With its great
scenic beauty and attractive recreational spots in the
vicinity, Badrinath attracts an ever increasing number of
secular visitors each year.
(a) Prahalad Dhara (b) Kurma Dhara (c) Urbasi Dhara (d) Bhrigu
Dhara (e) Indra Dhara.
(a) Narad Shila (b) Varaha Shila (c) Garurh Shila (d)
Markandeya Shila (e) Narsingh Shila.
Natural thermal springs on the bank of the river Alaknanda,
where it is customary to bath before entering the Badrinath
A recess in the river, near Tapt Kund, forming a pool from
where the Badrinath idol was recovered.
A flat platform on the bank of river Alaknanda. Hindus perform
propitiating rites for their deceased ancestors.
1.5 km away is a boulder having an impression of the
legendary snake, better known as the Sheshnag's eye.
3 km away is a beautiful meadow where the footprint of Lord
Vishnu is seen on a boulder.
A pyramidal shaped snowy peak (6,597mt) towering above Badrinath, presents a dramatic sight. It is popularly known as
the 'Garhwal Queen'.
Other Four Badris
The temple of Yogadhyan Badri, one of the five Badris, is
located at Pandukeshwar (1920 mt.) just 24 km short of
Badrinath on Rishikesh-Badrinath highway. The image here in a
meditative posture, is worshipped at Badrinath. According to
the myth, the Pandavas handed over Hastinapur to king
Parikshit and retired here.
The temple of Bhavishya Badri is at an elevation of 2,744 mt.
and is surrounded by dense forests. Located at Subain near
Tapovan about 17 km east of Joshimath on Joshimath - Lata -

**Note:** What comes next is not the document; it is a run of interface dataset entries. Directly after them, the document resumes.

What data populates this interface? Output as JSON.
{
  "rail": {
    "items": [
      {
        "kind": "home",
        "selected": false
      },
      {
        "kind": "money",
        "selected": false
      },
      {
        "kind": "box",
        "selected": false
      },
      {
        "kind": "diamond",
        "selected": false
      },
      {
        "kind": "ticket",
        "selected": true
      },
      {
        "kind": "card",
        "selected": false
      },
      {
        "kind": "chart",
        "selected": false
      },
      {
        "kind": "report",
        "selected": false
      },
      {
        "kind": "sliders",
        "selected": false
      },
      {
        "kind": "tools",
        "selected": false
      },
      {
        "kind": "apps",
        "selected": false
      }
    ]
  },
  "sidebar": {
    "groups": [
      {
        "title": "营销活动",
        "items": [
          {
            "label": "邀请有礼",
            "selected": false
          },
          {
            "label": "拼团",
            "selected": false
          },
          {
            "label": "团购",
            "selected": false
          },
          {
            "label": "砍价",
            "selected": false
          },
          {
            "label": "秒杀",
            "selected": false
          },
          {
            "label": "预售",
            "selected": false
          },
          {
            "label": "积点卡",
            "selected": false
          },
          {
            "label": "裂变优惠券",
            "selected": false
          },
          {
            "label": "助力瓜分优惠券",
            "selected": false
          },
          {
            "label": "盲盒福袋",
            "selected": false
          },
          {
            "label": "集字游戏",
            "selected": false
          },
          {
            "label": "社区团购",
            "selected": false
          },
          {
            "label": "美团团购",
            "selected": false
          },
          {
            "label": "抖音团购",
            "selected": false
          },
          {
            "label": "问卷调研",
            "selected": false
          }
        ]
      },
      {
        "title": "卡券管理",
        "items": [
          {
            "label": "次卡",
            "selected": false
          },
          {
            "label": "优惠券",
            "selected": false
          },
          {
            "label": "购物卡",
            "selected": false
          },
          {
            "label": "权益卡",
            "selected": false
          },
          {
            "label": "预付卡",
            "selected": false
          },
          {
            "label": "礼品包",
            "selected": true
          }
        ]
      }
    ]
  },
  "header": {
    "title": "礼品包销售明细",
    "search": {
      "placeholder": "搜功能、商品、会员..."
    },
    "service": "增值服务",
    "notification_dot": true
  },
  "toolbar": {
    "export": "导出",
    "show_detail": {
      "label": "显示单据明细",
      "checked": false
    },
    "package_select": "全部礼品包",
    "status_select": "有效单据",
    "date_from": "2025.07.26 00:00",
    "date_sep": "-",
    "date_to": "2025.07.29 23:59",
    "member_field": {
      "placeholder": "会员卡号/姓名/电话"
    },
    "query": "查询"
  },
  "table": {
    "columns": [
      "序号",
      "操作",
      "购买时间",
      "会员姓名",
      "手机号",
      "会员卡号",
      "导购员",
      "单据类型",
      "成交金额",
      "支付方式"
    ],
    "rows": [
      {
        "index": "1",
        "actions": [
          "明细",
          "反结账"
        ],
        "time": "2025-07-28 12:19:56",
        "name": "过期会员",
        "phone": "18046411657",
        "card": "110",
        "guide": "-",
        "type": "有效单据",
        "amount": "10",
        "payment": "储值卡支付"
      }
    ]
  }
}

Malari route. Pilgrims have to trek beyond Tapovan, up the
Dhauliganga river. Tapovan has sulphurous hot springs and the
view of the Tapovan valley towards the north is breathtakingly
beautiful. Traditionally it is believed that a day will come
when the present route to Badrinath will be inaccessible and
Lord Badrinath will be worshipped here. Thus the name 'Bhavishya
Badri' which literally means the Badri of the future.
About 7 km short of Joshimath, on the main Rishikesh-
Badrinath motor road, is Animath. It is believed that
Badrinath or Lord Vishnu was worshipped here before the
enshrinement of Badrinath by Adi Guru Shankaracharya. The
temple of Bridha Badri is open throughout the year.
Adibadri is also one of five Badris and is situated quite far
from the cluster of the other four which form the Vishnu-Kshetra.
Approachable from Karnaprayag by a motorable road on way to
Ranikhet, are remains of 16 small temples. Seven among them
are more ancient, with flat roofs belonging to the late Gupta
period. Local tradition assigns the building of the temples to
Shankaracharya. The main temple of Narain is distinguished by
a raised platform in the pyramidal form where the idol is
enshrined. Sculpted out of black stone, the idol of Lord
Vishnu is a metre high.